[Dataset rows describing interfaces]
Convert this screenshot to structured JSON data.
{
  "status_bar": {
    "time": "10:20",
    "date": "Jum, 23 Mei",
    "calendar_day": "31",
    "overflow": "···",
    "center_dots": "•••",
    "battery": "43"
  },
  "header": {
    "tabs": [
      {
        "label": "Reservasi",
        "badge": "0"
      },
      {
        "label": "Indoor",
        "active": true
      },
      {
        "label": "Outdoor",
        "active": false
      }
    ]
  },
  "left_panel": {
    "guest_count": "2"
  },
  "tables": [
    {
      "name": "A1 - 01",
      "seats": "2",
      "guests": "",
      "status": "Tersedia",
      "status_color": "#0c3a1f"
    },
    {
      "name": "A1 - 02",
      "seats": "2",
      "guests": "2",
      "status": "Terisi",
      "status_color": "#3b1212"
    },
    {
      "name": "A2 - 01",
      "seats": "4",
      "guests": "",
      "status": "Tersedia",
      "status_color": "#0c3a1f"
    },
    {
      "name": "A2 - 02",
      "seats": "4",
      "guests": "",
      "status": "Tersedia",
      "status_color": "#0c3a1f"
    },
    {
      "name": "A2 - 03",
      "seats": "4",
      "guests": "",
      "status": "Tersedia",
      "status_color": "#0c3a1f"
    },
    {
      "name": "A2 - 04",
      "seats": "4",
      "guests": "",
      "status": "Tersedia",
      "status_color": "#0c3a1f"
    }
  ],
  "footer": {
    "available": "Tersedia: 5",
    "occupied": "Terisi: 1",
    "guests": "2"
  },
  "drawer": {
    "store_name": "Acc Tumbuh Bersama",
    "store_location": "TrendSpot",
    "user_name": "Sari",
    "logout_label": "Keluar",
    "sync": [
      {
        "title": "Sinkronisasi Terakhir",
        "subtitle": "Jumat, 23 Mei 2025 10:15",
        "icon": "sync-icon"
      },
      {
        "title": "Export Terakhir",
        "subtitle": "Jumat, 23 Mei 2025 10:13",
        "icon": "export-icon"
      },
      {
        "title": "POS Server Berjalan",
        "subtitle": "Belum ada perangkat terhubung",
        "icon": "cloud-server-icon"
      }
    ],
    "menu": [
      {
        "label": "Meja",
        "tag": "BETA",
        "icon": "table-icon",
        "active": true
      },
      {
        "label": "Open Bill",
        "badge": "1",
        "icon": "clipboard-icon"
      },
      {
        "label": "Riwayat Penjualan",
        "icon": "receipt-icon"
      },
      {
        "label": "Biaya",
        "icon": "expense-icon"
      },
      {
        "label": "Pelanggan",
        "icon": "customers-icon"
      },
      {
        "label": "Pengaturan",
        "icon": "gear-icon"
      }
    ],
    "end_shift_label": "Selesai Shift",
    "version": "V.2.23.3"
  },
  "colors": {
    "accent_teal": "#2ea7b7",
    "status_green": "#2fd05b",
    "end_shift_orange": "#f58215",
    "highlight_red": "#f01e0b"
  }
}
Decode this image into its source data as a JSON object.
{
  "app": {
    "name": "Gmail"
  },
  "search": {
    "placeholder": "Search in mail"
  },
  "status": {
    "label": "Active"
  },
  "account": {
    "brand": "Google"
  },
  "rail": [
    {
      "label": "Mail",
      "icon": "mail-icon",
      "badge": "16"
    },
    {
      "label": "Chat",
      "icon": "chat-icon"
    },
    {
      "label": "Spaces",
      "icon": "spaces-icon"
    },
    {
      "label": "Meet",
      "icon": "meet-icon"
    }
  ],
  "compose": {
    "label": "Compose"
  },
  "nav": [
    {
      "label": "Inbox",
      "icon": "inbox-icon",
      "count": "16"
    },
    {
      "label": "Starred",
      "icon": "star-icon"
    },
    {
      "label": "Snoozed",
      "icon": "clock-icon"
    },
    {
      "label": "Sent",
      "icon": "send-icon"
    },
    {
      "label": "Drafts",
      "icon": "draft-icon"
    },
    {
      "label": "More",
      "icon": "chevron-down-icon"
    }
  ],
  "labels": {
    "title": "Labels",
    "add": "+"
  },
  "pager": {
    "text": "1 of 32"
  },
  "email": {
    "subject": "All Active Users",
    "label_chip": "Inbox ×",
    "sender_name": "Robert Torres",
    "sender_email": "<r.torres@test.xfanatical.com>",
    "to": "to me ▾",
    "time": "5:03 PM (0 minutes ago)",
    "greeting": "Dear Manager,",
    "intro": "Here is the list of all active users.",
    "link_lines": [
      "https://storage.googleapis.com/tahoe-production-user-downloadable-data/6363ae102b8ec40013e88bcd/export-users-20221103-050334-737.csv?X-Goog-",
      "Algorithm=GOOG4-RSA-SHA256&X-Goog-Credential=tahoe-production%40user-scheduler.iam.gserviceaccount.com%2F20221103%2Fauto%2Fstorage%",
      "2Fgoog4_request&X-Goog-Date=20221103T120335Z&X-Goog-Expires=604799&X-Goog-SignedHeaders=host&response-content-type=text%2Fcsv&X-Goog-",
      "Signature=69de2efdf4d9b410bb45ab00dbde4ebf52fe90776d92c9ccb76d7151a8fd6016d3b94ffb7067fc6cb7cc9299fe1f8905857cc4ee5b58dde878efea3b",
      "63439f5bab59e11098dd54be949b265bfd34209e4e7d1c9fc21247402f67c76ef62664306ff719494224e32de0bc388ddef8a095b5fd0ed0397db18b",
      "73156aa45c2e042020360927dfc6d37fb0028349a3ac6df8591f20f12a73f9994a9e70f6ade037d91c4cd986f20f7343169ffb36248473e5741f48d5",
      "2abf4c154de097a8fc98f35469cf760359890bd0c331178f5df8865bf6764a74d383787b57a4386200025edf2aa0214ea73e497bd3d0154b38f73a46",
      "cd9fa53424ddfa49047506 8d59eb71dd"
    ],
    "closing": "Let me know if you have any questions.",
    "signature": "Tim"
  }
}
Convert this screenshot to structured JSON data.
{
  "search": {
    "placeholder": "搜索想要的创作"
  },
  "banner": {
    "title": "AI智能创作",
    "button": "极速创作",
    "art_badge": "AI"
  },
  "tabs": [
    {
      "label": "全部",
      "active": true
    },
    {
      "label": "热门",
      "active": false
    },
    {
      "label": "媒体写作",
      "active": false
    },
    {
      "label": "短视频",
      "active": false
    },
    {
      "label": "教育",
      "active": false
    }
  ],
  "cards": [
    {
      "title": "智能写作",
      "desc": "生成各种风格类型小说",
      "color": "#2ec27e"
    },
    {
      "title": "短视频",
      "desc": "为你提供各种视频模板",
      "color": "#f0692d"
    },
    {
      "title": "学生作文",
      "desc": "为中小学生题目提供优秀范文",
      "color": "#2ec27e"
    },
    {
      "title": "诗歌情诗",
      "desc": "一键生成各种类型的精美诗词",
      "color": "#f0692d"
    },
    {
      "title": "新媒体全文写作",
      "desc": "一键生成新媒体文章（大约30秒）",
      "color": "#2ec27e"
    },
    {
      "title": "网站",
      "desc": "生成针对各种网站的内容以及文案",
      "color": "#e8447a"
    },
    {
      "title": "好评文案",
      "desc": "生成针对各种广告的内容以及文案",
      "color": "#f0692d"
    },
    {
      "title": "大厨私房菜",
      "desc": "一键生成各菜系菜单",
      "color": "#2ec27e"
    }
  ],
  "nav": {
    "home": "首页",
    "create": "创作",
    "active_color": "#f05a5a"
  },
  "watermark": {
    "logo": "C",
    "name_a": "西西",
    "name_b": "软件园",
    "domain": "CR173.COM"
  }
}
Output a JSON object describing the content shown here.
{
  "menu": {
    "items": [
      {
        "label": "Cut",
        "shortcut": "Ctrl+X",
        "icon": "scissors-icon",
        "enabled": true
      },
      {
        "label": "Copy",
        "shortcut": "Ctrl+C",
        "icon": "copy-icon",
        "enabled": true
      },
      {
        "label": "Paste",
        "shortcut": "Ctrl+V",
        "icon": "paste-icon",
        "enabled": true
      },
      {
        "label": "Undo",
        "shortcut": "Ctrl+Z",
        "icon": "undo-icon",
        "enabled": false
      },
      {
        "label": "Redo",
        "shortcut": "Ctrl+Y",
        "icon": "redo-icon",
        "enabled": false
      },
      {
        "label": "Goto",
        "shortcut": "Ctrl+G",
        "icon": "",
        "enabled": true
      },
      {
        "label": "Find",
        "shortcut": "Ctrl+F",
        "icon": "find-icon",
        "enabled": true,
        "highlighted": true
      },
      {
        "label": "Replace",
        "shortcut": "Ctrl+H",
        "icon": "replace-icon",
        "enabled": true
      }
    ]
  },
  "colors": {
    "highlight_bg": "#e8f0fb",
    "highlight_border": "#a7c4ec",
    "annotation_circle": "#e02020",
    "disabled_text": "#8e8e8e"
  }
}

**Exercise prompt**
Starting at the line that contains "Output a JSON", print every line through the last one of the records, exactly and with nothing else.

**Task output**
Output a JSON object describing the content shown here.
{
  "menu": {
    "items": [
      {
        "label": "Cut",
        "shortcut": "Ctrl+X",
        "icon": "scissors-icon",
        "enabled": true
      },
      {
        "label": "Copy",
        "shortcut": "Ctrl+C",
        "icon": "copy-icon",
        "enabled": true
      },
      {
        "label": "Paste",
        "shortcut": "Ctrl+V",
        "icon": "paste-icon",
        "enabled": true
      },
      {
        "label": "Undo",
        "shortcut": "Ctrl+Z",
        "icon": "undo-icon",
        "enabled": false
      },
      {
        "label": "Redo",
        "shortcut": "Ctrl+Y",
        "icon": "redo-icon",
        "enabled": false
      },
      {
        "label": "Goto",
        "shortcut": "Ctrl+G",
        "icon": "",
        "enabled": true
      },
      {
        "label": "Find",
        "shortcut": "Ctrl+F",
        "icon": "find-icon",
        "enabled": true,
        "highlighted": true
      },
      {
        "label": "Replace",
        "shortcut": "Ctrl+H",
        "icon": "replace-icon",
        "enabled": true
      }
    ]
  },
  "colors": {
    "highlight_bg": "#e8f0fb",
    "highlight_border": "#a7c4ec",
    "annotation_circle": "#e02020",
    "disabled_text": "#8e8e8e"
  }
}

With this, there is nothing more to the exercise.